The noble Lord, Lord Burnett, emphasised that this issue is more acute in the south-east. This House is often very strong in its advocacy of south-eastern issues and interests. But we are, after all, the second House in this Parliament and we have an obligation to take things in the round across the country. I concede that there is a problem of rising house prices in the south-east. How great is that problem? Last year the median price for London was £250,000 and for the south-east region as a whole, £210,000. That is a narrower margin than applies in the rest of the country but it is nevertheless a margin of real wealth before the tax begins to bite. We need to get the matter in perspective.

The noble Lord, Lord Burnett, was rightly challenged by his own Front Bench, who are careful about the implications of reducing the potential take from inheritance tax. The total tax take is worth 1p on income tax. That is a pretty substantial figure. It behoves those who advocate a substantial reduction in inheritance tax—I think that was the burden of the remarks of the noble Baroness, Lady Noakes—to say where the resources are meant to come from.

The approach that the noble Lord, Lord Burnett, suggested in a number of other areas might minimise the significance of current reliefs. The 100 per cent reliefs for business and for agricultural assets are of great significance and play their part in building up business. That is a reflection of the obvious fact that we are concerned to sustain our productive capacity in this country. Therefore, we ensure that people can continue to invest in certain assets and that those assets will be carried on beyond their lifetime.

The noble Lord, Lord Burnett, mentioned the hoary old tale of this measure being double taxation. No Government recognise the concept of inheritance tax being double taxation.

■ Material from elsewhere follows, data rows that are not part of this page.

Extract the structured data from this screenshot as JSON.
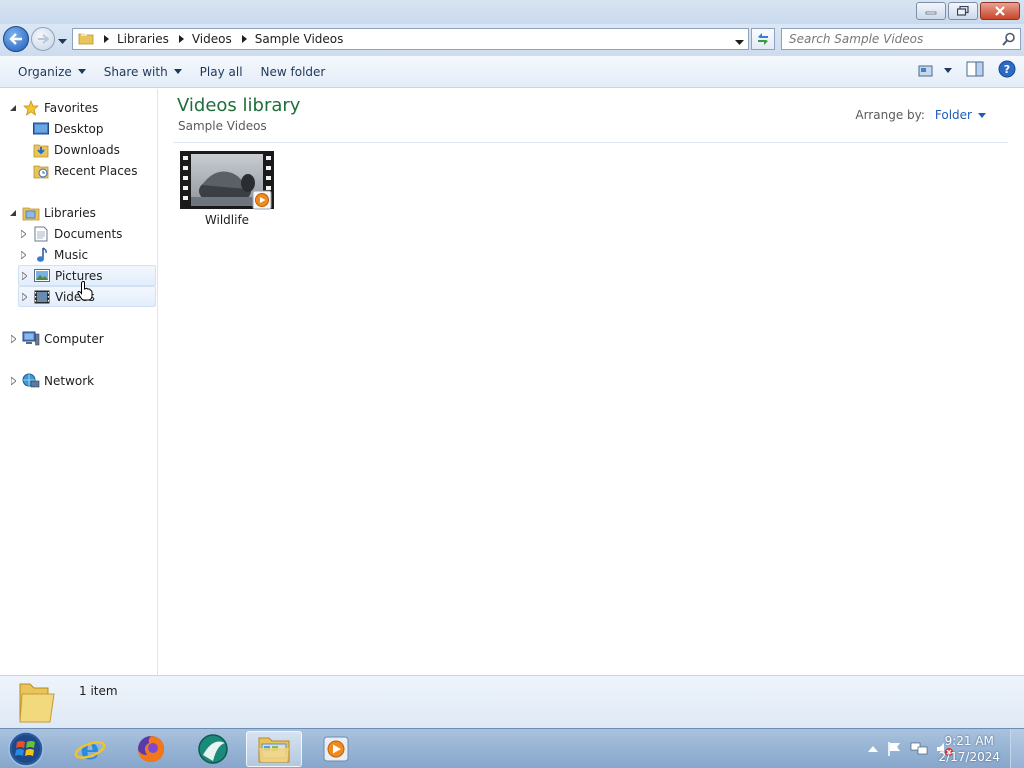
{
  "address": {
    "breadcrumbs": [
      "Libraries",
      "Videos",
      "Sample Videos"
    ],
    "search_placeholder": "Search Sample Videos"
  },
  "toolbar": {
    "organize": "Organize",
    "share_with": "Share with",
    "play_all": "Play all",
    "new_folder": "New folder"
  },
  "nav": {
    "favorites": "Favorites",
    "desktop": "Desktop",
    "downloads": "Downloads",
    "recent_places": "Recent Places",
    "libraries": "Libraries",
    "documents": "Documents",
    "music": "Music",
    "pictures": "Pictures",
    "videos": "Videos",
    "computer": "Computer",
    "network": "Network"
  },
  "content": {
    "title": "Videos library",
    "subtitle": "Sample Videos",
    "arrange_label": "Arrange by:",
    "arrange_value": "Folder",
    "items": [
      {
        "name": "Wildlife"
      }
    ]
  },
  "details": {
    "count": "1 item"
  },
  "taskbar": {
    "time": "9:21 AM",
    "date": "2/17/2024"
  },
  "colors": {
    "library_title": "#1e6e3a",
    "link_blue": "#1e5cb8"
  }
}
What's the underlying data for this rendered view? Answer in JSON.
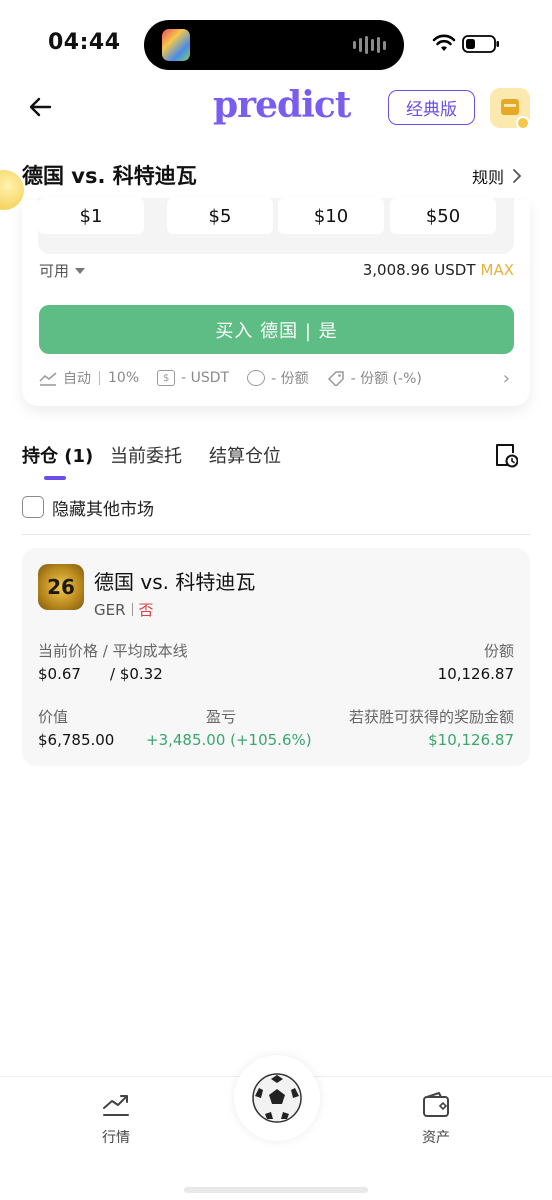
{
  "status": {
    "time": "04:44"
  },
  "header": {
    "logo": "predict",
    "classic_label": "经典版"
  },
  "market": {
    "title": "德国 vs. 科特迪瓦",
    "rules_label": "规则"
  },
  "trade": {
    "amounts": [
      "$1",
      "$5",
      "$10",
      "$50"
    ],
    "available_label": "可用",
    "available_value": "3,008.96 USDT",
    "max_label": "MAX",
    "buy_label": "买入 德国 | 是",
    "meta": {
      "auto_label": "自动",
      "slippage": "10%",
      "usdt": "- USDT",
      "shares": "- 份额",
      "shares_pct": "- 份额 (-%)"
    }
  },
  "tabs": {
    "positions": "持仓 (1)",
    "orders": "当前委托",
    "settled": "结算仓位"
  },
  "hide_other_label": "隐藏其他市场",
  "position": {
    "avatar_text": "26",
    "title": "德国 vs. 科特迪瓦",
    "code": "GER",
    "side": "否",
    "price_label": "当前价格 / 平均成本线",
    "current_price": "$0.67",
    "avg_cost": "/ $0.32",
    "shares_label": "份额",
    "shares_value": "10,126.87",
    "value_label": "价值",
    "value": "$6,785.00",
    "pnl_label": "盈亏",
    "pnl": "+3,485.00 (+105.6%)",
    "reward_label": "若获胜可获得的奖励金额",
    "reward": "$10,126.87"
  },
  "bottom_nav": {
    "market_label": "行情",
    "assets_label": "资产"
  },
  "colors": {
    "brand": "#7b5cf0",
    "buy_green": "#5ebd84",
    "profit_green": "#3aa76d",
    "no_red": "#d9434a",
    "max_yellow": "#e5b23a"
  }
}
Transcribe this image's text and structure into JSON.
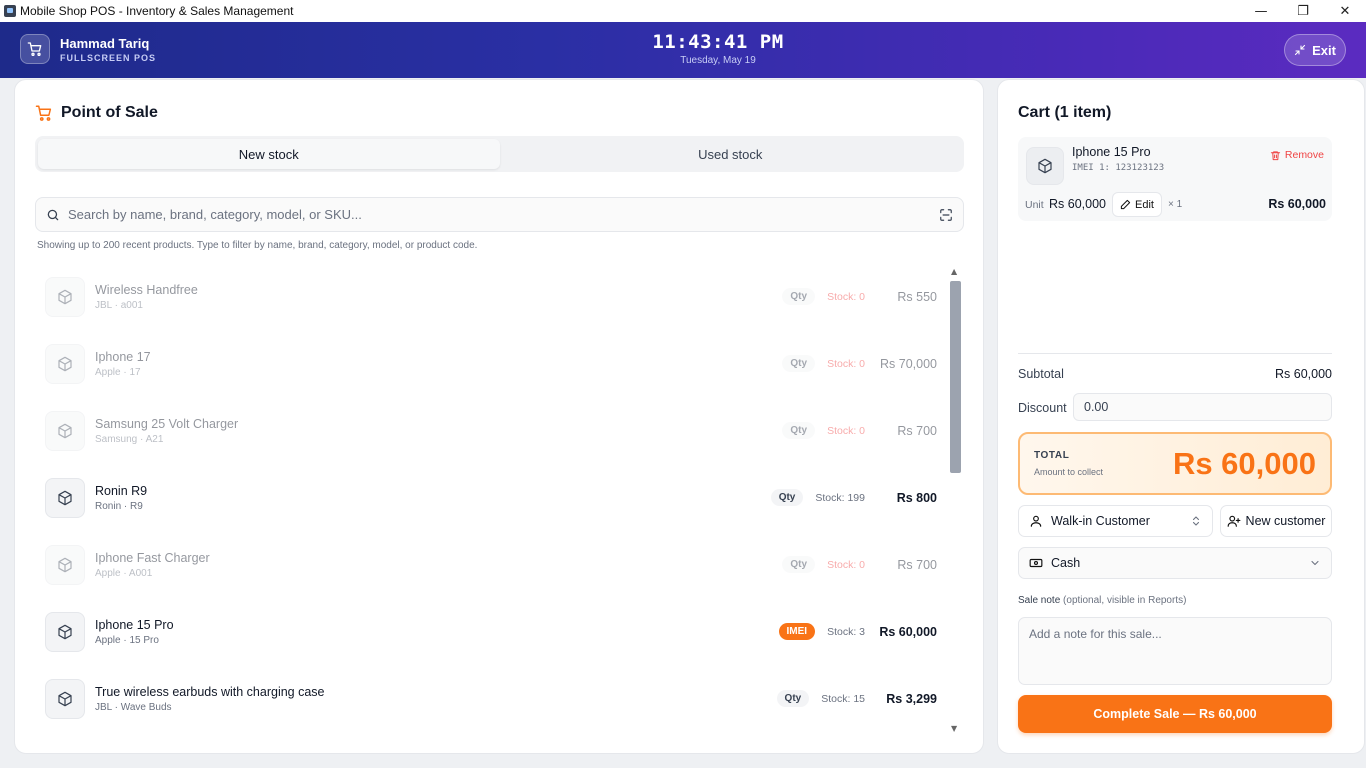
{
  "window": {
    "title": "Mobile Shop POS - Inventory & Sales Management",
    "minimize": "—",
    "maximize": "❐",
    "close": "✕"
  },
  "header": {
    "user_name": "Hammad Tariq",
    "mode": "FULLSCREEN POS",
    "time": "11:43:41 PM",
    "date": "Tuesday, May 19",
    "exit_label": "Exit"
  },
  "pos": {
    "title": "Point of Sale",
    "tabs": [
      {
        "label": "New stock",
        "active": true
      },
      {
        "label": "Used stock",
        "active": false
      }
    ],
    "search_placeholder": "Search by name, brand, category, model, or SKU...",
    "hint": "Showing up to 200 recent products. Type to filter by name, brand, category, model, or product code.",
    "products": [
      {
        "name": "Wireless Handfree",
        "sub": "JBL · a001",
        "badge": "Qty",
        "stock": "Stock: 0",
        "price": "Rs 550",
        "in_stock": false
      },
      {
        "name": "Iphone 17",
        "sub": "Apple · 17",
        "badge": "Qty",
        "stock": "Stock: 0",
        "price": "Rs 70,000",
        "in_stock": false
      },
      {
        "name": "Samsung 25 Volt Charger",
        "sub": "Samsung · A21",
        "badge": "Qty",
        "stock": "Stock: 0",
        "price": "Rs 700",
        "in_stock": false
      },
      {
        "name": "Ronin R9",
        "sub": "Ronin · R9",
        "badge": "Qty",
        "stock": "Stock: 199",
        "price": "Rs 800",
        "in_stock": true
      },
      {
        "name": "Iphone Fast Charger",
        "sub": "Apple · A001",
        "badge": "Qty",
        "stock": "Stock: 0",
        "price": "Rs 700",
        "in_stock": false
      },
      {
        "name": "Iphone 15 Pro",
        "sub": "Apple · 15 Pro",
        "badge": "IMEI",
        "stock": "Stock: 3",
        "price": "Rs 60,000",
        "in_stock": true
      },
      {
        "name": "True wireless earbuds with charging case",
        "sub": "JBL · Wave Buds",
        "badge": "Qty",
        "stock": "Stock: 15",
        "price": "Rs 3,299",
        "in_stock": true
      }
    ]
  },
  "cart": {
    "title": "Cart (1 item)",
    "item": {
      "name": "Iphone 15 Pro",
      "imei": "IMEI 1: 123123123",
      "remove_label": "Remove",
      "unit_label": "Unit",
      "unit_price": "Rs 60,000",
      "edit_label": "Edit",
      "quantity": "× 1",
      "line_total": "Rs 60,000"
    },
    "subtotal_label": "Subtotal",
    "subtotal_value": "Rs 60,000",
    "discount_label": "Discount",
    "discount_value": "0.00",
    "total_label": "TOTAL",
    "total_sub": "Amount to collect",
    "total_value": "Rs 60,000",
    "customer": "Walk-in Customer",
    "new_customer_label": "New customer",
    "payment_method": "Cash",
    "note_label": "Sale note",
    "note_hint": "(optional, visible in Reports)",
    "note_placeholder": "Add a note for this sale...",
    "complete_label": "Complete Sale — Rs 60,000"
  },
  "colors": {
    "accent": "#f97316",
    "header_start": "#1e2a8a",
    "header_end": "#5b2bc0",
    "danger": "#ef4444"
  }
}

Is VAT double taxation because we all pay income tax as well? Of course not. The issue of inheritance tax cannot surely have a unique quality—